So we lost the vote at the Presbytery. 67 voted to suspend permission to use our historic church building (while allowing talks to be held on relocating the congregation) and 49 voted to uphold the deliverance we made successfully in December to reopen.
It was disappointing that while the representative from the General Trustees said he would consider it safe to get back in when the list of defects noted from October 2020 was attended to (they mostly have been already) yet the majority voted we should not. Effectively, they were saying, safe or not, we should not get back into the building until the appeal is heard. And we don't know when that will be.
It is not the result the Session wanted. We can still plan to contest the appeal, but that could be many months away.
It seems to me that the immediate question the congregation must now address is, what kind of church do you want to be in the interim? How do you want to live out your existence as a church, given that even when services are allowed to restart generally when Covid restrictions are eased, the St Vincent Street Church must remain closed at least until the appeal, and also after that if we lose the appeal?

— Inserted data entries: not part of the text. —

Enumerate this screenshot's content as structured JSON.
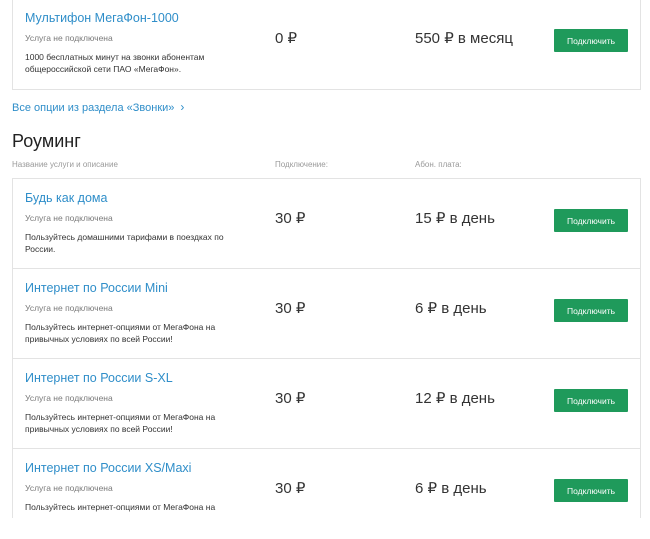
{
  "calls_option": {
    "name": "Мультифон МегаФон-1000",
    "status": "Услуга не подключена",
    "description": "1000 бесплатных минут на звонки абонентам общероссийской сети ПАО «МегаФон».",
    "connect_price": "0 ₽",
    "fee": "550 ₽ в месяц",
    "button": "Подключить"
  },
  "more_link": {
    "label": "Все опции из раздела «Звонки»",
    "icon": "chevron-right-icon"
  },
  "roaming": {
    "title": "Роуминг",
    "columns": [
      "Название услуги и описание",
      "Подключение:",
      "Абон. плата:"
    ],
    "items": [
      {
        "name": "Будь как дома",
        "status": "Услуга не подключена",
        "description": "Пользуйтесь домашними тарифами в поездках по России.",
        "connect_price": "30 ₽",
        "fee": "15 ₽ в день",
        "button": "Подключить"
      },
      {
        "name": "Интернет по России Mini",
        "status": "Услуга не подключена",
        "description": "Пользуйтесь интернет-опциями от МегаФона на привычных условиях по всей России!",
        "connect_price": "30 ₽",
        "fee": "6 ₽ в день",
        "button": "Подключить"
      },
      {
        "name": "Интернет по России S-XL",
        "status": "Услуга не подключена",
        "description": "Пользуйтесь интернет-опциями от МегаФона на привычных условиях по всей России!",
        "connect_price": "30 ₽",
        "fee": "12 ₽ в день",
        "button": "Подключить"
      },
      {
        "name": "Интернет по России XS/Maxi",
        "status": "Услуга не подключена",
        "description": "Пользуйтесь интернет-опциями от МегаФона на",
        "connect_price": "30 ₽",
        "fee": "6 ₽ в день",
        "button": "Подключить"
      }
    ]
  },
  "colors": {
    "accent_green": "#1f9a5b",
    "link_blue": "#2f8ec9",
    "border": "#e3e3e3"
  }
}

My personal view as your Interim Moderator, is that you must plan to meet for worship as a congregation in another location as soon as the lockdown eases in order to preserve the integrity and fellowship of the worshipping congregation. With no end date in sight for the future of the building, there is nothing to be lost and everything to be gained by congregating elsewhere. That may not gather the congregation as it did in the old building. I know some fear it will not, as it is the building which attracts the loyalty of some members - allegedly. But we wouldn't know that until we have tried.
Certainly numbers may be small initially, and we will be fighting for the very life of the congregation. Yet I hope that would stimulate us into fresh efforts to reach out, to get in new blood, to build a renewed faith community with its Celtic heritage as a crucial bond, expressing worship and service to God in a unique way, and drawing on the rich cultural expressions that are thriving today in Glasgow.
Other points to bear in mind:
In the event of the building being withheld permanently, and being sold, there needs to be a legal entity called St Columba Gaelic Church, for any future congregation to benefit from the sale. Otherwise it goes to the Trustees in Edinburgh. A future congregation will be glad of that money, even though some of the older members of the present congregation may prefer to attend a local church if the familiar building closes for good.
Our Mission Plan makes a great deal of future possibilities, serving the Gaelic speaking and Highland community. That Mission Plan now takes on a fresh importance and urgency. Even if it's a new generation that will take up the cause, members of the current congregation owe it to them at least to carry the torch in the meantime.
Then, the congregation needs to be strong and dynamic if it will eventually attract a good minister / leader who can see potential for the future, and help you build on the vision.
Finally, online Gaelic worship continues weekly in the name of St Columba Gaelic Church, together with our friends in Greyfriars Church, Edinburgh. This has been very successful. We need to reflect on how this outreach can be sustained and developed as a focus for Gaelic language worshipers worldwide - a truly unique Christian ministry.
With no end to the lockdown in sight, and so with live services suspended everywhere, we do have a little time on hand to reflect on these matters, and where we each stand on them - but I hope and pray, not too much time. So get thinking, and praying.
God bless the people of St Columba Gaelic Church.